- Task objective:
Lines below that include the word "name" should each be copied.

- Given entries:
-*-*-

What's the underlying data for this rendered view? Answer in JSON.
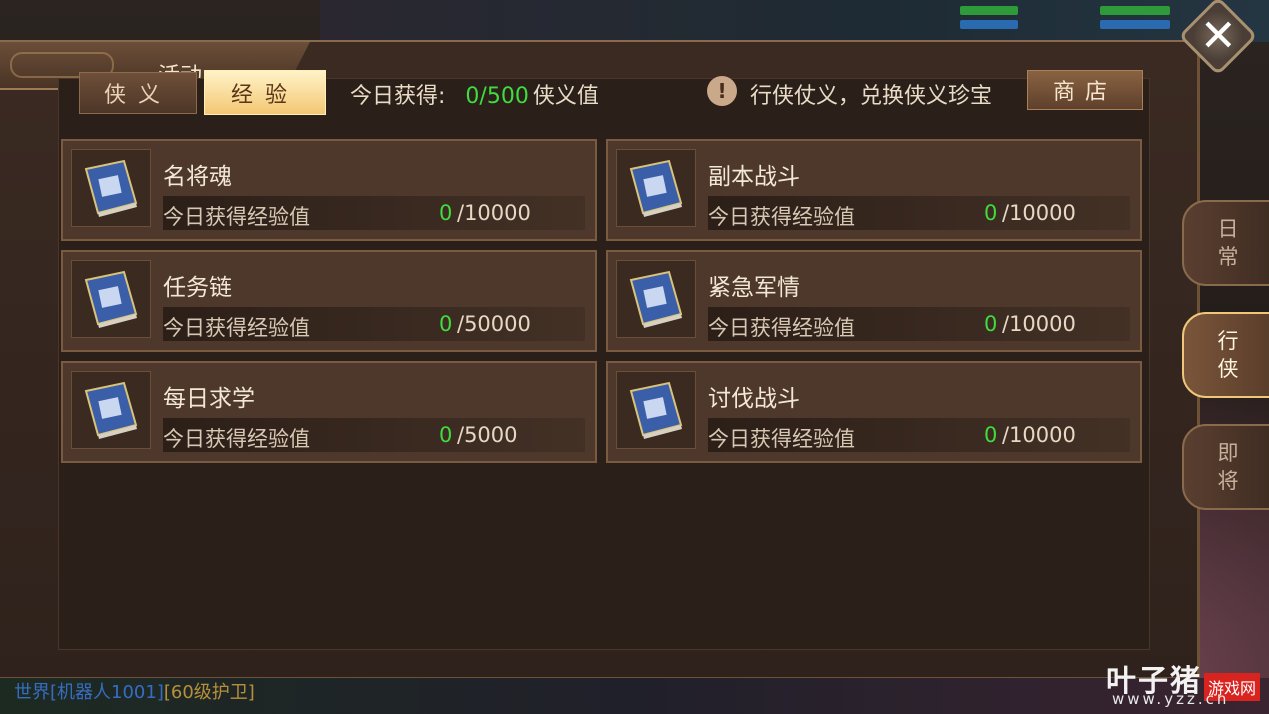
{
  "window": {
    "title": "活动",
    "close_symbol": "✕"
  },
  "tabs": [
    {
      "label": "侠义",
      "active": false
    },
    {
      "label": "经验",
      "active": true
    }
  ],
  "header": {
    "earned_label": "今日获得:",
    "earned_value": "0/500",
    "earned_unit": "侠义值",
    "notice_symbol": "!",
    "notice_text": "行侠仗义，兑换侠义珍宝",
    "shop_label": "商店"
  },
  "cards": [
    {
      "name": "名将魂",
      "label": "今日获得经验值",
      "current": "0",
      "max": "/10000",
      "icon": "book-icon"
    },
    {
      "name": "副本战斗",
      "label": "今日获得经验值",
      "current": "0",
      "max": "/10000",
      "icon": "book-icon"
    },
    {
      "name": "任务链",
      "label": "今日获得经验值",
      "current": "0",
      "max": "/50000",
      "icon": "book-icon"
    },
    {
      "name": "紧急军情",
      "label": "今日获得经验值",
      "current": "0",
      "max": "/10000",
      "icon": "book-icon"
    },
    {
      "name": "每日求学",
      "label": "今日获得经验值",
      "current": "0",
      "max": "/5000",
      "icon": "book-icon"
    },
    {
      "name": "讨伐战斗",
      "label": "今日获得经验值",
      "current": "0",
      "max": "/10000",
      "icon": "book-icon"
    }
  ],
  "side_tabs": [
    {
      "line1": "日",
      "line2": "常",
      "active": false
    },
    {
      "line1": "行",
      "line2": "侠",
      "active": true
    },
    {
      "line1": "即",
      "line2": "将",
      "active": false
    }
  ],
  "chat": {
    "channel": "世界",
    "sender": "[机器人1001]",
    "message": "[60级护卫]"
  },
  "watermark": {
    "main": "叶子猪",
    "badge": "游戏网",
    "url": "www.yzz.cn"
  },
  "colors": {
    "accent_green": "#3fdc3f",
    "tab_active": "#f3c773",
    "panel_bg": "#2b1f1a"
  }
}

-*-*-

- Written reply:
      "name": "名将魂",
      "name": "副本战斗",
      "name": "任务链",
      "name": "紧急军情",
      "name": "每日求学",
      "name": "讨伐战斗",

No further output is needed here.